* MATERIAL FOR THIS EXERCISE *
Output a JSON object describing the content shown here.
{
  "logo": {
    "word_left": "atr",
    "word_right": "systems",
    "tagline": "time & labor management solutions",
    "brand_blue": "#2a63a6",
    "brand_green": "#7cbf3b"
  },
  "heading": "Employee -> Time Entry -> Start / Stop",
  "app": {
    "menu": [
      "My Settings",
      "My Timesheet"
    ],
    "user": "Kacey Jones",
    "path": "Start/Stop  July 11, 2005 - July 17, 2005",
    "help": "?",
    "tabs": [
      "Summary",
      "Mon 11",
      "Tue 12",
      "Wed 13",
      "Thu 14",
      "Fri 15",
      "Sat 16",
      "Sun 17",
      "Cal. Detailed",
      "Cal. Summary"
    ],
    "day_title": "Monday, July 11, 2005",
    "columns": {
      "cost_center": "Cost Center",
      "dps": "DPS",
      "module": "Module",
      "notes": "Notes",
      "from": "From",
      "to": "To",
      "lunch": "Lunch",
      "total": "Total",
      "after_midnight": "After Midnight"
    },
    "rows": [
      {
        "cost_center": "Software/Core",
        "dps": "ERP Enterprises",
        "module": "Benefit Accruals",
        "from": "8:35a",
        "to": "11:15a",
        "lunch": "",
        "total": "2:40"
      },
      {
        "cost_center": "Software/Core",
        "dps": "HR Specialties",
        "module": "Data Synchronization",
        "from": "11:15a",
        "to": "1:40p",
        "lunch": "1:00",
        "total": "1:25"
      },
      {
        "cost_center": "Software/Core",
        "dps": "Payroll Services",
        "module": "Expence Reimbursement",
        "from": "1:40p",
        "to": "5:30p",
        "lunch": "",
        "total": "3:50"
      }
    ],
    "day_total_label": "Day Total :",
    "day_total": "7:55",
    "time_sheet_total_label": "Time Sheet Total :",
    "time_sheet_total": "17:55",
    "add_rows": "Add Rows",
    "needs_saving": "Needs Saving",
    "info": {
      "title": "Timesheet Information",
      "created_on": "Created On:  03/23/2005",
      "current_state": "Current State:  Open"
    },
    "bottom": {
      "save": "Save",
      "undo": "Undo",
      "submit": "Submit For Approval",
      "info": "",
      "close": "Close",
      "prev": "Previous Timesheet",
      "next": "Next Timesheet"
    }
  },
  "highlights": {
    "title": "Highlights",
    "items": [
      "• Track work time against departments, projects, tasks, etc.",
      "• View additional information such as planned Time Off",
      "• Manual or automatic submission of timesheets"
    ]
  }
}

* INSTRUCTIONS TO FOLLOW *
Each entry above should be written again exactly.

* ANSWER *
Output a JSON object describing the content shown here.
{
  "logo": {
    "word_left": "atr",
    "word_right": "systems",
    "tagline": "time & labor management solutions",
    "brand_blue": "#2a63a6",
    "brand_green": "#7cbf3b"
  },
  "heading": "Employee -> Time Entry -> Start / Stop",
  "app": {
    "menu": [
      "My Settings",
      "My Timesheet"
    ],
    "user": "Kacey Jones",
    "path": "Start/Stop  July 11, 2005 - July 17, 2005",
    "help": "?",
    "tabs": [
      "Summary",
      "Mon 11",
      "Tue 12",
      "Wed 13",
      "Thu 14",
      "Fri 15",
      "Sat 16",
      "Sun 17",
      "Cal. Detailed",
      "Cal. Summary"
    ],
    "day_title": "Monday, July 11, 2005",
    "columns": {
      "cost_center": "Cost Center",
      "dps": "DPS",
      "module": "Module",
      "notes": "Notes",
      "from": "From",
      "to": "To",
      "lunch": "Lunch",
      "total": "Total",
      "after_midnight": "After Midnight"
    },
    "rows": [
      {
        "cost_center": "Software/Core",
        "dps": "ERP Enterprises",
        "module": "Benefit Accruals",
        "from": "8:35a",
        "to": "11:15a",
        "lunch": "",
        "total": "2:40"
      },
      {
        "cost_center": "Software/Core",
        "dps": "HR Specialties",
        "module": "Data Synchronization",
        "from": "11:15a",
        "to": "1:40p",
        "lunch": "1:00",
        "total": "1:25"
      },
      {
        "cost_center": "Software/Core",
        "dps": "Payroll Services",
        "module": "Expence Reimbursement",
        "from": "1:40p",
        "to": "5:30p",
        "lunch": "",
        "total": "3:50"
      }
    ],
    "day_total_label": "Day Total :",
    "day_total": "7:55",
    "time_sheet_total_label": "Time Sheet Total :",
    "time_sheet_total": "17:55",
    "add_rows": "Add Rows",
    "needs_saving": "Needs Saving",
    "info": {
      "title": "Timesheet Information",
      "created_on": "Created On:  03/23/2005",
      "current_state": "Current State:  Open"
    },
    "bottom": {
      "save": "Save",
      "undo": "Undo",
      "submit": "Submit For Approval",
      "info": "",
      "close": "Close",
      "prev": "Previous Timesheet",
      "next": "Next Timesheet"
    }
  },
  "highlights": {
    "title": "Highlights",
    "items": [
      "• Track work time against departments, projects, tasks, etc.",
      "• View additional information such as planned Time Off",
      "• Manual or automatic submission of timesheets"
    ]
  }
}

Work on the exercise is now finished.